Bush administration foreign policy started out as a "status quo-plus" operation, with the emphasis on status quo, and more than three years later the description still fits. Well, let's make it "status quo-plus-plus-plus." The Bush-Baker-Scowcroft team did pull off the gulf war, seize the moment on German reunification and push Middle East negotiations. But on the whole this administration was and remains as compulsively cautious as any American government could be.
This week, after months of hesitation, President Bush will unveil his plan for long-range economic support for the tottering states of the former Soviet Union. Foreign leaders futilely implored him to take action months ago. Richard Nixon called the U.S. effort "pathetically inadequate." Only as an International Monetary Fund deadline approaches will the president step forward to put his personal authority behind fulfillment of a $12 billion IMF pledge. If it passes Congress in an election year, it will be because Democrats restrain themselves.
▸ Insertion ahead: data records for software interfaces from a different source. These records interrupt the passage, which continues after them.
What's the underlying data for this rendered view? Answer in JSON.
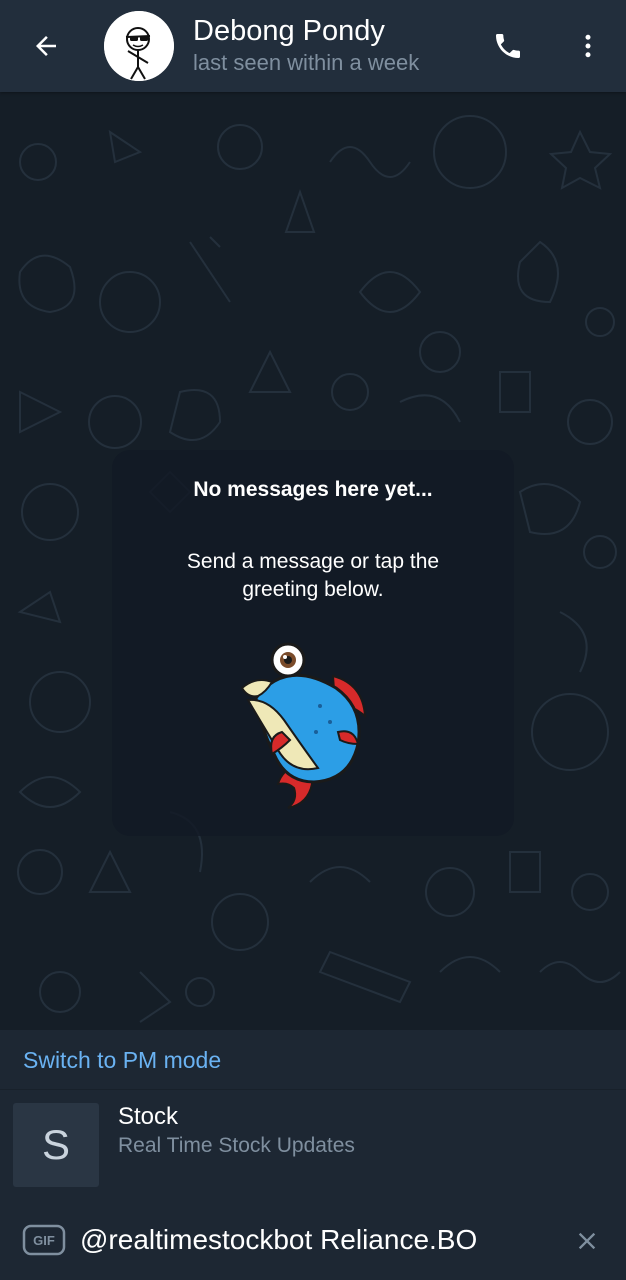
{
  "header": {
    "title": "Debong Pondy",
    "status": "last seen within a week",
    "back_icon": "arrow-left-icon",
    "call_icon": "phone-icon",
    "menu_icon": "more-vertical-icon"
  },
  "empty_state": {
    "title": "No messages here yet...",
    "text": "Send a message or tap the greeting below.",
    "sticker": "fish-sticker"
  },
  "inline_results": {
    "switch_pm": "Switch to PM mode",
    "items": [
      {
        "thumb_letter": "S",
        "title": "Stock",
        "description": "Real Time Stock Updates"
      }
    ]
  },
  "input": {
    "value": "@realtimestockbot Reliance.BO",
    "gif_label": "GIF",
    "clear_icon": "close-icon"
  },
  "colors": {
    "header_bg": "#222e3c",
    "chat_bg": "#151e27",
    "panel_bg": "#1d2733",
    "accent": "#6ab2f2",
    "secondary_text": "#7f8f9f"
  }
}
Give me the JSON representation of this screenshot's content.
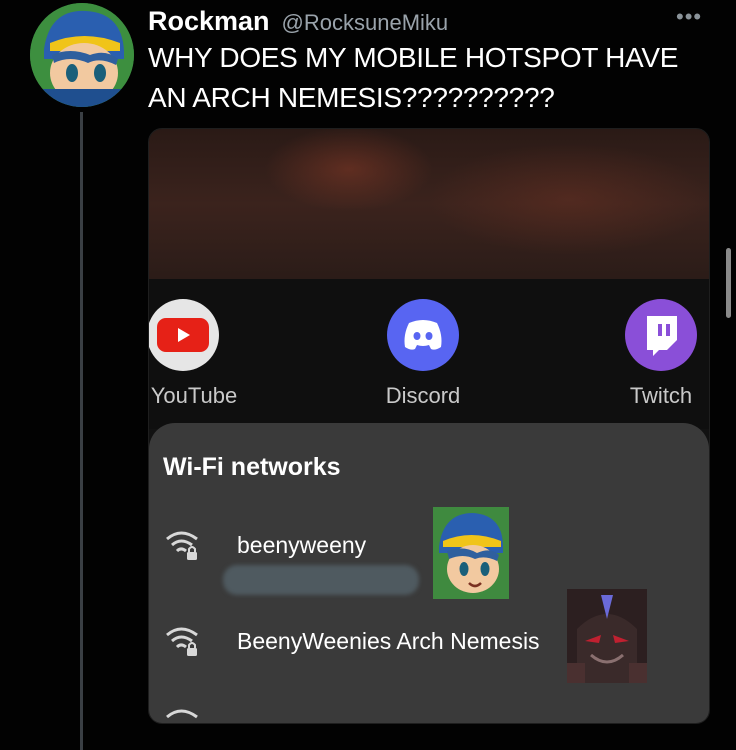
{
  "tweet": {
    "display_name": "Rockman",
    "handle": "@RocksuneMiku",
    "more_icon": "more-horizontal-icon",
    "text_line1": "WHY DOES MY MOBILE HOTSPOT HAVE",
    "text_line2": "AN ARCH NEMESIS??????????"
  },
  "screenshot": {
    "apps": [
      {
        "label": "YouTube",
        "visible_label": "ouTube",
        "icon": "youtube-icon",
        "color": "#e62117"
      },
      {
        "label": "Discord",
        "icon": "discord-icon",
        "color": "#5865f2"
      },
      {
        "label": "Twitch",
        "icon": "twitch-icon",
        "color": "#8a4fd8"
      }
    ],
    "wifi_section_title": "Wi-Fi networks",
    "networks": [
      {
        "name": "beenyweeny",
        "icon": "wifi-lock-icon"
      },
      {
        "name": "BeenyWeenies Arch Nemesis",
        "icon": "wifi-lock-icon"
      }
    ],
    "panel_color": "#3a3a3a"
  },
  "colors": {
    "background": "#000000",
    "text_primary": "#ffffff",
    "text_secondary": "#9aa3ab"
  }
}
This pattern is repeated on many fronts. Mr. Bush has been loath to move front and center on world trade reform as protectionism flares in both parties. He has taken the role of chief foot-dragger on international environmental issues in advance of the "Earth Summit" in Rio de Janeiro. He has resisted changes in the European security scene that might endanger the position of NATO. On Yugoslavia's breakup and Turkey's human rights violations against its Kurdish minority, he has essentially left matters to the Europeans.